*Problem*. Write out all the records exactly, and keep any images out.

BEGIN Provided records

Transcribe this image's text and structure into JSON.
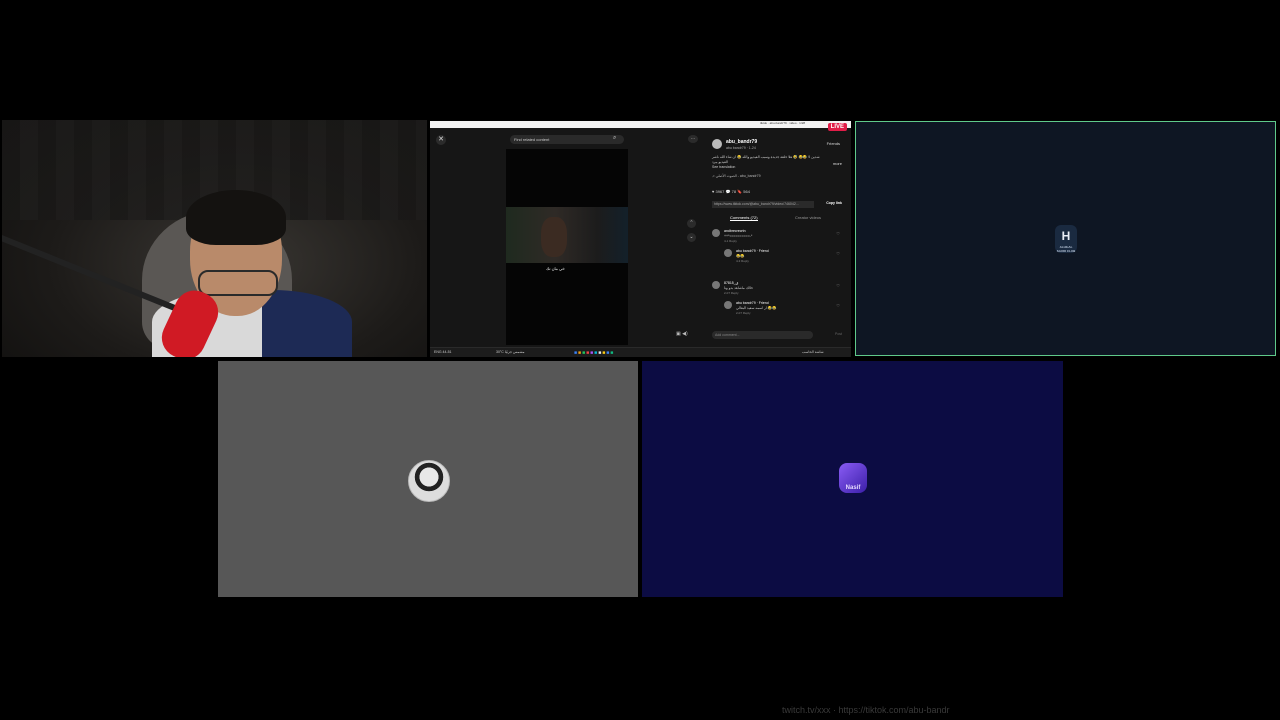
{
  "screen_share": {
    "live_badge": "LIVE",
    "browser_url": "tiktok · abu-bandr79 · video · 1/28",
    "close": "✕",
    "search_placeholder": "Find related content",
    "video_caption": "خي مان تك",
    "post": {
      "author": "abu_bandr79",
      "author_sub": "abu bandr79 · 1-24",
      "friends_label": "Friends",
      "description": "شدين لا 😂😂 🤣 هلا حلقة جديدة وسبب الفيديو والله 😂 ان شاء الله ناشر الفيديو بيرد",
      "see_translation": "See translation",
      "more_label": "more",
      "music": "♫ الصوت الأصلي - abu_bandr79",
      "actions": "♥ 3967   💬 78   🔖 564",
      "link": "https://www.tiktok.com/@abu_bandr79/video/746042...",
      "copy_link": "Copy link",
      "tab_comments": "Comments (72)",
      "tab_creator": "Creator videos"
    },
    "comments": [
      {
        "name": "andbrecrecrtn",
        "text": "++*==========-*",
        "meta": "4-1   Reply"
      },
      {
        "name": "abu bandr79 · Friend",
        "text": "😂😂",
        "meta": "4-3   Reply"
      },
      {
        "name": "ٯ_87815",
        "text": "خالك ماشاهد بدو ونا",
        "meta": "2-07   Reply"
      },
      {
        "name": "abu bandr79 · Friend",
        "text": "ار اسمه سعيد البقالي 😂😂",
        "meta": "2-07   Reply"
      }
    ],
    "add_comment_placeholder": "Add comment...",
    "post_label": "Post",
    "taskbar": {
      "left": "ENG  44-51",
      "weather": "30°C  مشمس جزئيًا",
      "right": "شاشة الحاسب"
    }
  },
  "tiles": {
    "alhilal": {
      "logo_text": "H",
      "caption": "ALHILAL SAUDI CLUB"
    },
    "gray": {
      "avatar": "anime-avatar"
    },
    "blue": {
      "badge": "Nasif"
    }
  },
  "watermark": "twitch.tv/xxx · https://tiktok.com/abu-bandr",
  "colors": {
    "alhilal_border": "#5fc98a",
    "alhilal_bg": "#0e1623",
    "gray_bg": "#575757",
    "blue_bg": "#0c0c43",
    "live_red": "#e11d48"
  }
}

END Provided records

*The completed task*.
Transcribe this image's text and structure into JSON.
{
  "screen_share": {
    "live_badge": "LIVE",
    "browser_url": "tiktok · abu-bandr79 · video · 1/28",
    "close": "✕",
    "search_placeholder": "Find related content",
    "video_caption": "خي مان تك",
    "post": {
      "author": "abu_bandr79",
      "author_sub": "abu bandr79 · 1-24",
      "friends_label": "Friends",
      "description": "شدين لا 😂😂 🤣 هلا حلقة جديدة وسبب الفيديو والله 😂 ان شاء الله ناشر الفيديو بيرد",
      "see_translation": "See translation",
      "more_label": "more",
      "music": "♫ الصوت الأصلي - abu_bandr79",
      "actions": "♥ 3967   💬 78   🔖 564",
      "link": "https://www.tiktok.com/@abu_bandr79/video/746042...",
      "copy_link": "Copy link",
      "tab_comments": "Comments (72)",
      "tab_creator": "Creator videos"
    },
    "comments": [
      {
        "name": "andbrecrecrtn",
        "text": "++*==========-*",
        "meta": "4-1   Reply"
      },
      {
        "name": "abu bandr79 · Friend",
        "text": "😂😂",
        "meta": "4-3   Reply"
      },
      {
        "name": "ٯ_87815",
        "text": "خالك ماشاهد بدو ونا",
        "meta": "2-07   Reply"
      },
      {
        "name": "abu bandr79 · Friend",
        "text": "ار اسمه سعيد البقالي 😂😂",
        "meta": "2-07   Reply"
      }
    ],
    "add_comment_placeholder": "Add comment...",
    "post_label": "Post",
    "taskbar": {
      "left": "ENG  44-51",
      "weather": "30°C  مشمس جزئيًا",
      "right": "شاشة الحاسب"
    }
  },
  "tiles": {
    "alhilal": {
      "logo_text": "H",
      "caption": "ALHILAL SAUDI CLUB"
    },
    "gray": {
      "avatar": "anime-avatar"
    },
    "blue": {
      "badge": "Nasif"
    }
  },
  "watermark": "twitch.tv/xxx · https://tiktok.com/abu-bandr",
  "colors": {
    "alhilal_border": "#5fc98a",
    "alhilal_bg": "#0e1623",
    "gray_bg": "#575757",
    "blue_bg": "#0c0c43",
    "live_red": "#e11d48"
  }
}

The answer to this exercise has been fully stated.